### Aim of the task
Your job is to report every line of the entries that has "تولید".

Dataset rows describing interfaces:
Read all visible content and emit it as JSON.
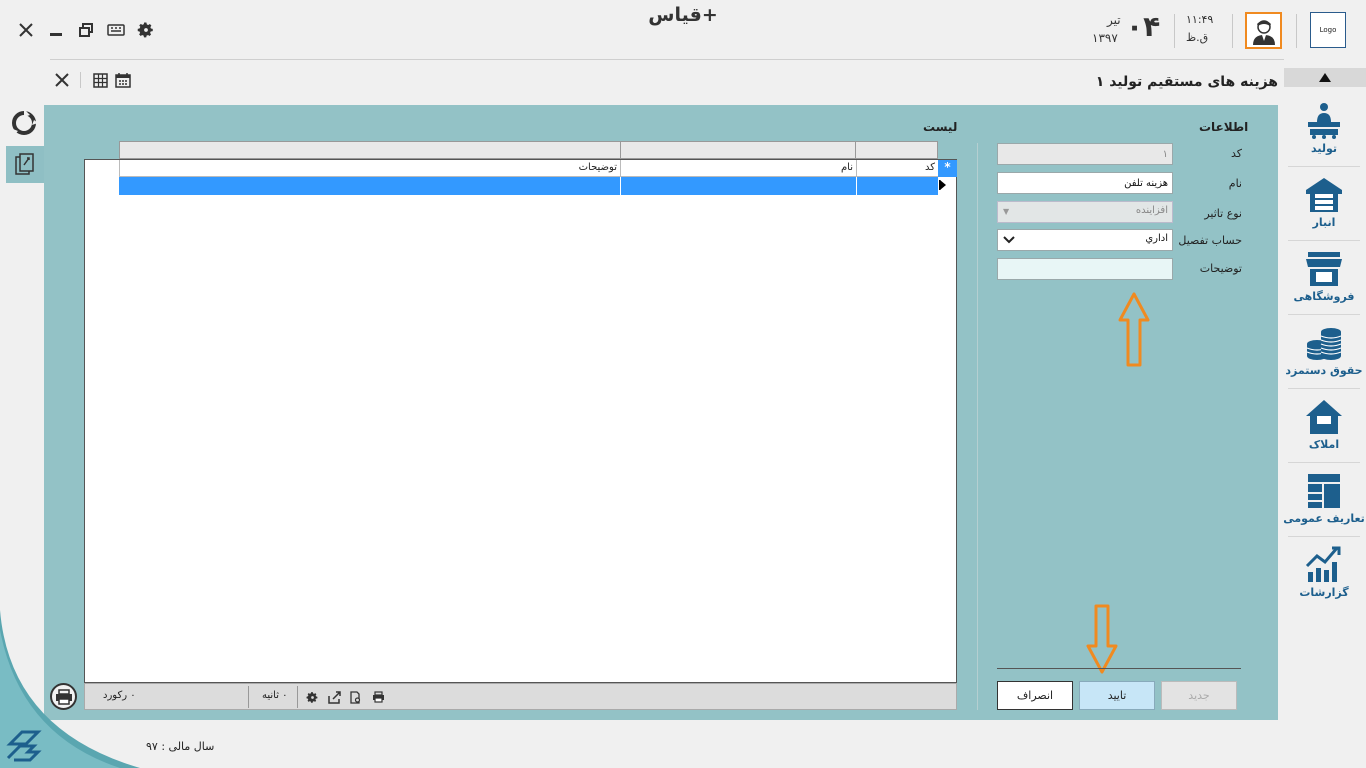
{
  "app": {
    "title": "قیاس+"
  },
  "header": {
    "date_day": "۰۴",
    "date_month": "تیر",
    "date_year": "۱۳۹۷",
    "time": "۱۱:۴۹",
    "time_period": "ق.ظ",
    "logo_text": "Logo"
  },
  "form": {
    "title": "هزینه های مستقیم تولید ۱"
  },
  "info": {
    "title": "اطلاعات",
    "fields": {
      "code": {
        "label": "کد",
        "value": "۱"
      },
      "name": {
        "label": "نام",
        "value": "هزینه تلفن"
      },
      "type": {
        "label": "نوع تاثیر",
        "value": "افزاینده"
      },
      "account": {
        "label": "حساب تفصیل",
        "value": "اداري"
      },
      "description": {
        "label": "توضیحات",
        "value": ""
      }
    },
    "buttons": {
      "new": "جدید",
      "ok": "تایید",
      "cancel": "انصراف"
    }
  },
  "list": {
    "title": "لیست",
    "columns": [
      "کد",
      "نام",
      "توضیحات"
    ],
    "new_row_symbol": "*"
  },
  "status": {
    "records": "۰ رکورد",
    "seconds": "۰ ثانیه"
  },
  "sidebar": {
    "items": [
      {
        "label": "تولید",
        "icon": "production-icon"
      },
      {
        "label": "انبار",
        "icon": "warehouse-icon"
      },
      {
        "label": "فروشگاهی",
        "icon": "store-icon"
      },
      {
        "label": "حقوق دستمزد",
        "icon": "coins-icon"
      },
      {
        "label": "املاک",
        "icon": "house-icon"
      },
      {
        "label": "تعاریف عمومی",
        "icon": "layout-icon"
      },
      {
        "label": "گزارشات",
        "icon": "chart-icon"
      }
    ]
  },
  "footer": {
    "fiscal_year": "سال مالی : ۹۷"
  },
  "colors": {
    "panel": "#93c2c6",
    "accent": "#1d5f8d",
    "selection": "#3399ff",
    "highlight": "#f08a20"
  }
}
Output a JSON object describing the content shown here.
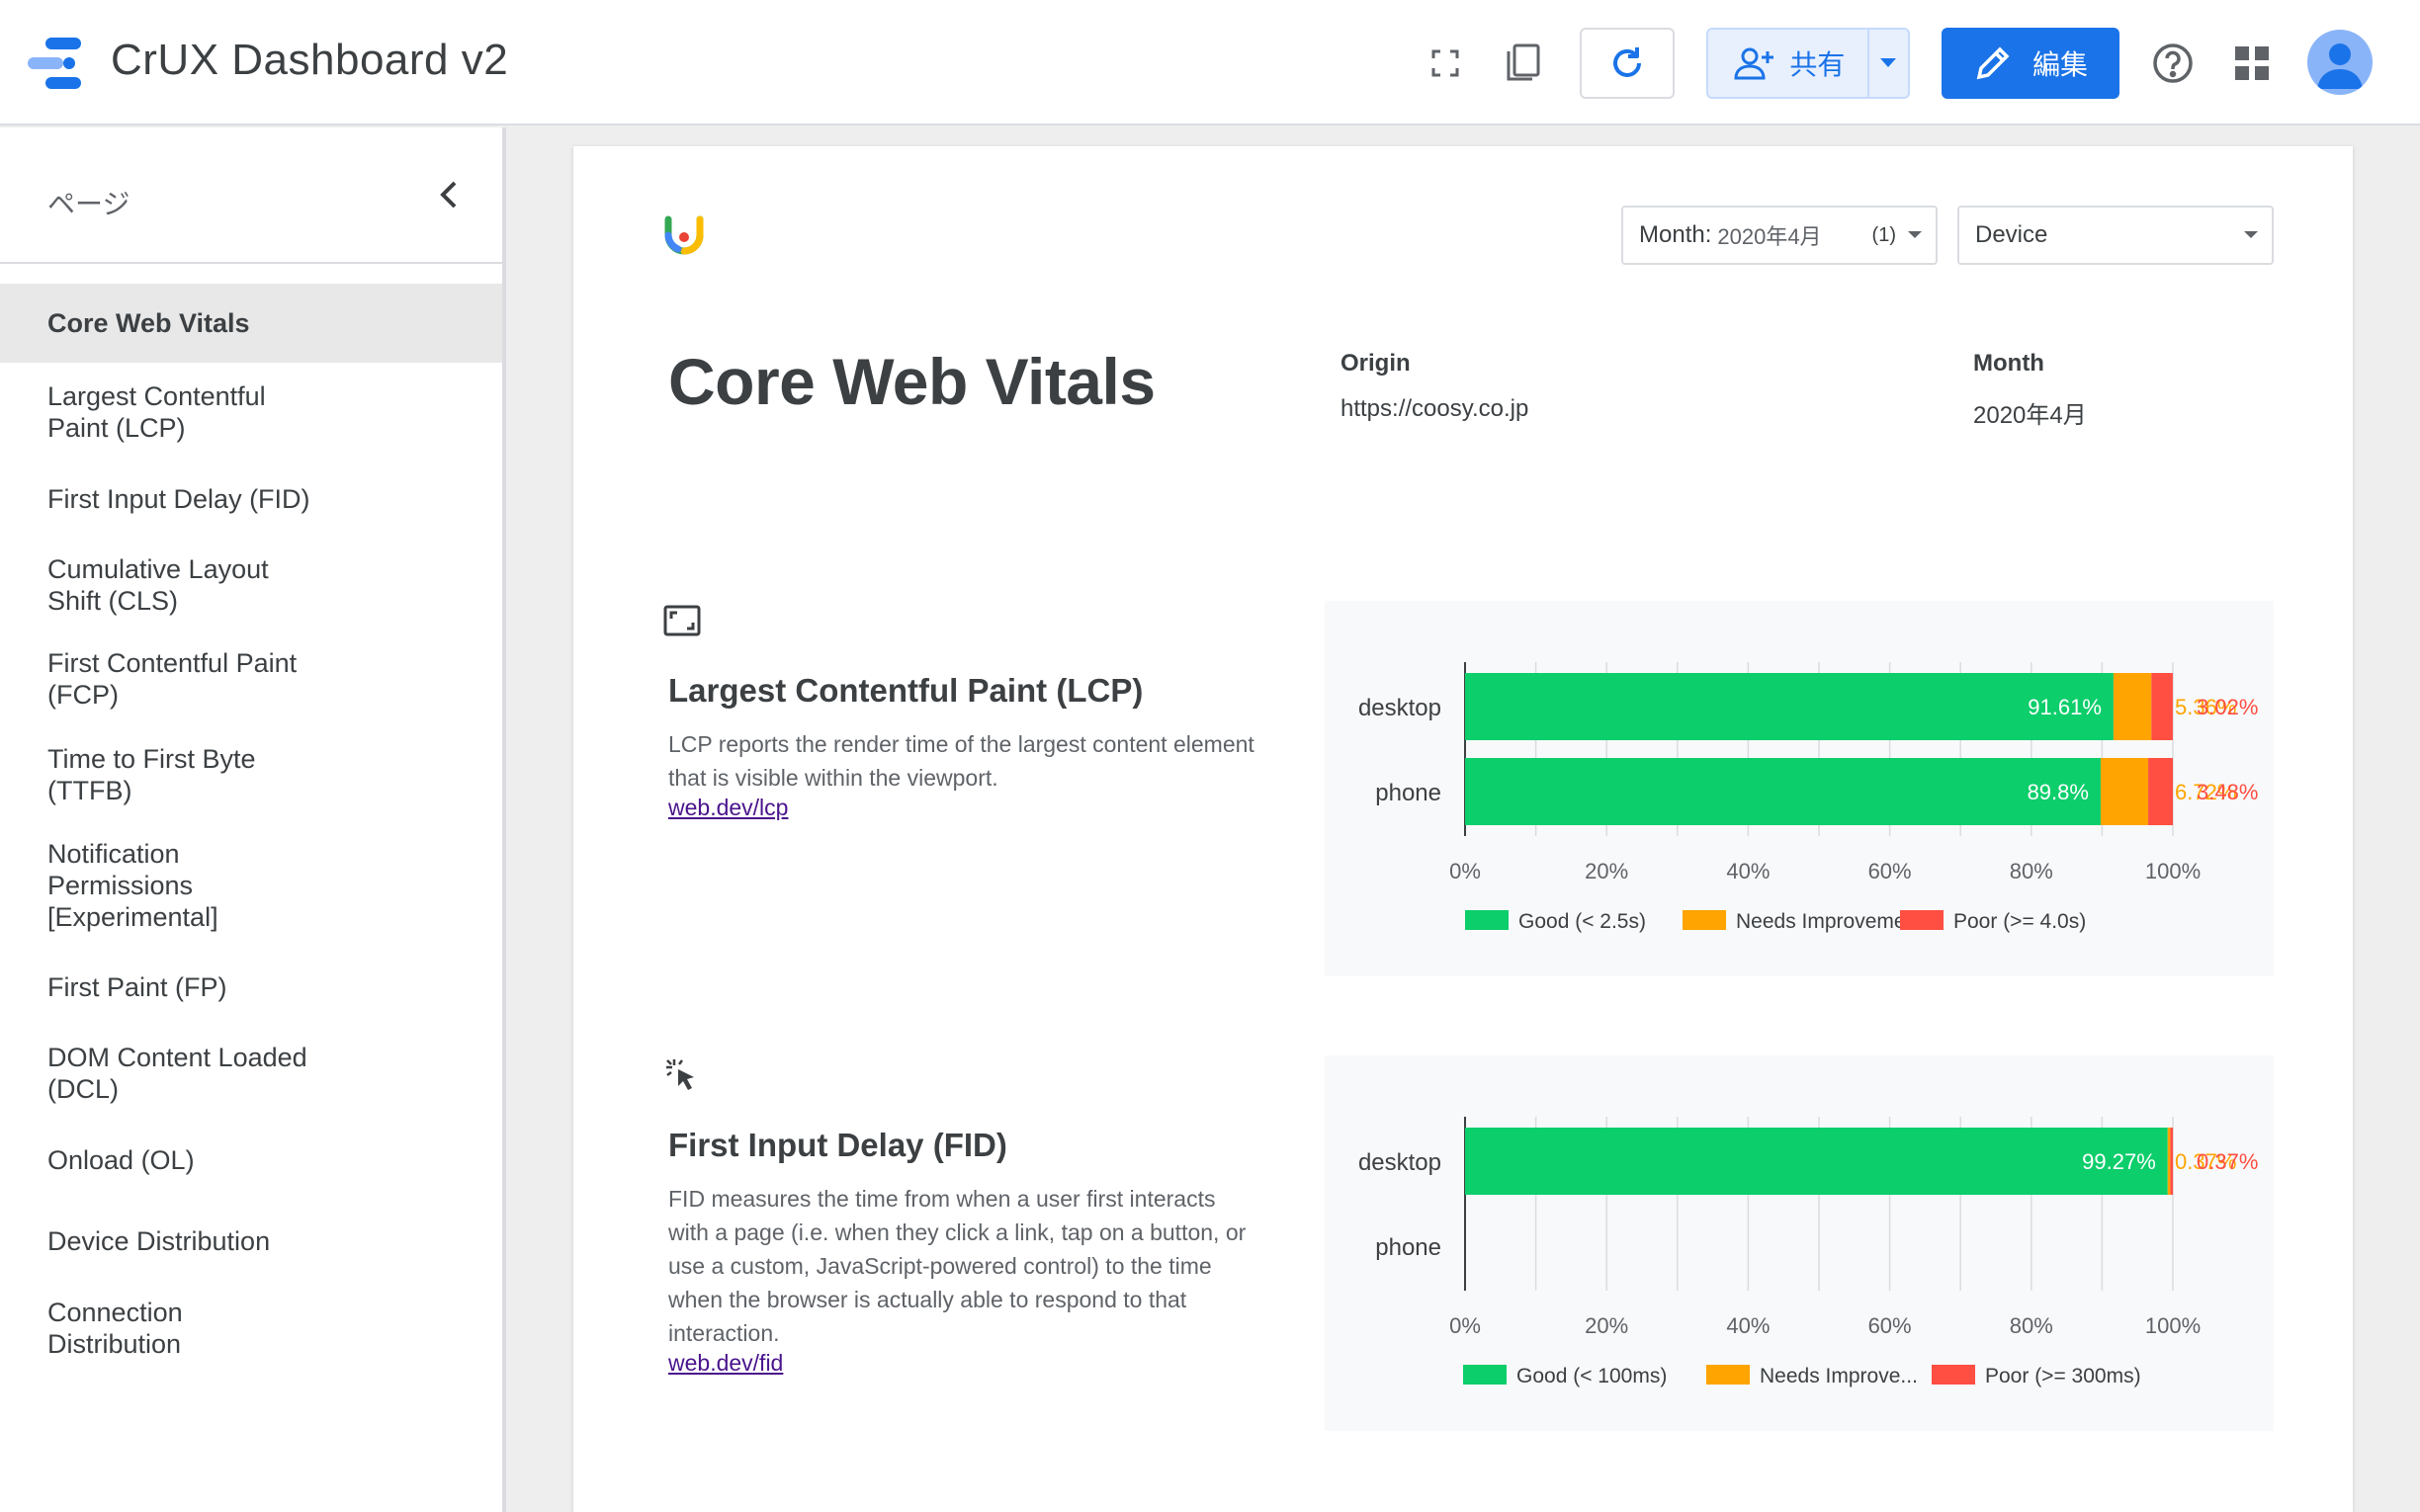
{
  "app": {
    "title": "CrUX Dashboard v2"
  },
  "toolbar": {
    "share_label": "共有",
    "edit_label": "編集"
  },
  "sidebar": {
    "title": "ページ",
    "items": [
      {
        "label": "Core Web Vitals",
        "active": true
      },
      {
        "label": "Largest Contentful Paint (LCP)"
      },
      {
        "label": "First Input Delay (FID)"
      },
      {
        "label": "Cumulative Layout Shift (CLS)"
      },
      {
        "label": "First Contentful Paint (FCP)"
      },
      {
        "label": "Time to First Byte (TTFB)"
      },
      {
        "label": "Notification Permissions [Experimental]"
      },
      {
        "label": "First Paint (FP)"
      },
      {
        "label": "DOM Content Loaded (DCL)"
      },
      {
        "label": "Onload (OL)"
      },
      {
        "label": "Device Distribution"
      },
      {
        "label": "Connection Distribution"
      }
    ]
  },
  "filters": {
    "month": {
      "label": "Month:",
      "value": "2020年4月",
      "count": "(1)"
    },
    "device": {
      "value": "Device"
    }
  },
  "report": {
    "title": "Core Web Vitals",
    "origin_label": "Origin",
    "origin_value": "https://coosy.co.jp",
    "month_label": "Month",
    "month_value": "2020年4月"
  },
  "lcp": {
    "title": "Largest Contentful Paint (LCP)",
    "description": "LCP reports the render time of the largest content element that is visible within the viewport.",
    "link": "web.dev/lcp"
  },
  "fid": {
    "title": "First Input Delay (FID)",
    "description": "FID measures the time from when a user first interacts with a page (i.e. when they click a link, tap on a button, or use a custom, JavaScript-powered control) to the time when the browser is actually able to respond to that interaction.",
    "link": "web.dev/fid"
  },
  "colors": {
    "good": "#0cce6b",
    "needs": "#ffa400",
    "poor": "#ff4e42",
    "accent": "#1a73e8"
  },
  "chart_data": [
    {
      "type": "bar",
      "orientation": "horizontal",
      "stacked": true,
      "categories": [
        "desktop",
        "phone"
      ],
      "series": [
        {
          "name": "Good (< 2.5s)",
          "values": [
            91.61,
            89.8
          ]
        },
        {
          "name": "Needs Improvement",
          "values": [
            5.36,
            6.72
          ]
        },
        {
          "name": "Poor (>= 4.0s)",
          "values": [
            3.02,
            3.48
          ]
        }
      ],
      "data_labels": [
        {
          "good": "91.61%",
          "needs": "5.36%",
          "poor": "3.02%"
        },
        {
          "good": "89.8%",
          "needs": "6.72%",
          "poor": "3.48%"
        }
      ],
      "xticks": [
        "0%",
        "20%",
        "40%",
        "60%",
        "80%",
        "100%"
      ],
      "xlim": [
        0,
        100
      ],
      "grid": true,
      "legend": "bottom"
    },
    {
      "type": "bar",
      "orientation": "horizontal",
      "stacked": true,
      "categories": [
        "desktop",
        "phone"
      ],
      "series": [
        {
          "name": "Good (< 100ms)",
          "values": [
            99.27,
            0
          ]
        },
        {
          "name": "Needs Improve...",
          "values": [
            0.37,
            0
          ]
        },
        {
          "name": "Poor (>= 300ms)",
          "values": [
            0.37,
            0
          ]
        }
      ],
      "data_labels": [
        {
          "good": "99.27%",
          "needs": "0.37%",
          "poor": "0.37%"
        },
        {
          "good": "",
          "needs": "",
          "poor": ""
        }
      ],
      "xticks": [
        "0%",
        "20%",
        "40%",
        "60%",
        "80%",
        "100%"
      ],
      "xlim": [
        0,
        100
      ],
      "grid": true,
      "legend": "bottom"
    }
  ]
}
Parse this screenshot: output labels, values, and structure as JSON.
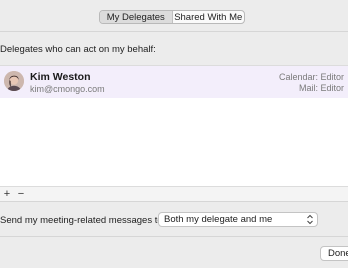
{
  "tabs": [
    {
      "label": "My Delegates",
      "active": true
    },
    {
      "label": "Shared With Me",
      "active": false
    }
  ],
  "heading": "Delegates who can act on my behalf:",
  "delegates": [
    {
      "name": "Kim Weston",
      "email": "kim@cmongo.com",
      "permissions": [
        "Calendar: Editor",
        "Mail: Editor"
      ]
    }
  ],
  "list_controls": {
    "add_label": "+",
    "remove_label": "−"
  },
  "meeting_messages": {
    "label": "Send my meeting-related messages to:",
    "selected": "Both my delegate and me"
  },
  "done_label": "Done",
  "colors": {
    "window_bg": "#ececec",
    "row_highlight": "#f3eefb",
    "secondary_text": "#7a7a7a"
  }
}
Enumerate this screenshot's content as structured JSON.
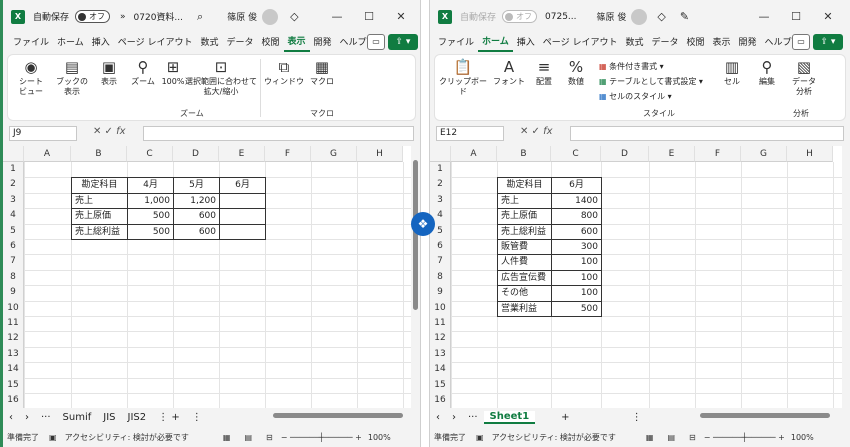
{
  "left": {
    "autosave_label": "自動保存",
    "autosave_state": "オフ",
    "file_name": "0720資料...",
    "user": "篠原 俊",
    "menu": [
      "ファイル",
      "ホーム",
      "挿入",
      "ページ レイアウト",
      "数式",
      "データ",
      "校閲",
      "表示",
      "開発",
      "ヘルプ"
    ],
    "active_menu": "表示",
    "ribbon": {
      "sheet_view": "シート\nビュー",
      "book_view": "ブックの\n表示",
      "show": "表示",
      "zoom": "ズーム",
      "zoom100": "100%",
      "zoom_sel": "選択範囲に合わせて\n拡大/縮小",
      "window": "ウィンドウ",
      "macro": "マクロ",
      "group_zoom": "ズーム",
      "group_macro": "マクロ"
    },
    "name_box": "J9",
    "columns": [
      "A",
      "B",
      "C",
      "D",
      "E",
      "F",
      "G",
      "H"
    ],
    "rows": [
      "1",
      "2",
      "3",
      "4",
      "5",
      "6",
      "7",
      "8",
      "9",
      "10",
      "11",
      "12",
      "13",
      "14",
      "15",
      "16"
    ],
    "table": [
      [
        "勘定科目",
        "4月",
        "5月",
        "6月"
      ],
      [
        "売上",
        "1,000",
        "1,200",
        ""
      ],
      [
        "売上原価",
        "500",
        "600",
        ""
      ],
      [
        "売上総利益",
        "500",
        "600",
        ""
      ]
    ],
    "tabs": [
      "Sumif",
      "JIS",
      "JIS2"
    ],
    "status_ready": "準備完了",
    "accessibility": "アクセシビリティ: 検討が必要です",
    "zoom_level": "100%"
  },
  "right": {
    "autosave_state": "オフ",
    "file_name": "0725...",
    "user": "篠原 俊",
    "menu": [
      "ファイル",
      "ホーム",
      "挿入",
      "ページ レイアウト",
      "数式",
      "データ",
      "校閲",
      "表示",
      "開発",
      "ヘルプ"
    ],
    "active_menu": "ホーム",
    "ribbon": {
      "clipboard": "クリップボード",
      "font": "フォント",
      "align": "配置",
      "number": "数値",
      "cond_format": "条件付き書式",
      "table_format": "テーブルとして書式設定",
      "cell_style": "セルのスタイル",
      "cells": "セル",
      "edit": "編集",
      "data_analysis": "データ\n分析",
      "group_style": "スタイル",
      "group_analysis": "分析"
    },
    "name_box": "E12",
    "columns": [
      "A",
      "B",
      "C",
      "D",
      "E",
      "F",
      "G",
      "H"
    ],
    "rows": [
      "1",
      "2",
      "3",
      "4",
      "5",
      "6",
      "7",
      "8",
      "9",
      "10",
      "11",
      "12",
      "13",
      "14",
      "15",
      "16"
    ],
    "table": [
      [
        "勘定科目",
        "6月"
      ],
      [
        "売上",
        "1400"
      ],
      [
        "売上原価",
        "800"
      ],
      [
        "売上総利益",
        "600"
      ],
      [
        "販管費",
        "300"
      ],
      [
        "人件費",
        "100"
      ],
      [
        "広告宣伝費",
        "100"
      ],
      [
        "その他",
        "100"
      ],
      [
        "営業利益",
        "500"
      ]
    ],
    "tabs": [
      "Sheet1"
    ],
    "status_ready": "準備完了",
    "accessibility": "アクセシビリティ: 検討が必要です",
    "zoom_level": "100%"
  },
  "colors": {
    "accent": "#107c41",
    "chrome": "#f3f3f3",
    "dropbox": "#1565c0"
  },
  "icons": {
    "dropbox": "dropbox-icon"
  }
}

### Output for this task
    "title": "هزینه های مستقیم تولید ۱"
        "label": "تولید",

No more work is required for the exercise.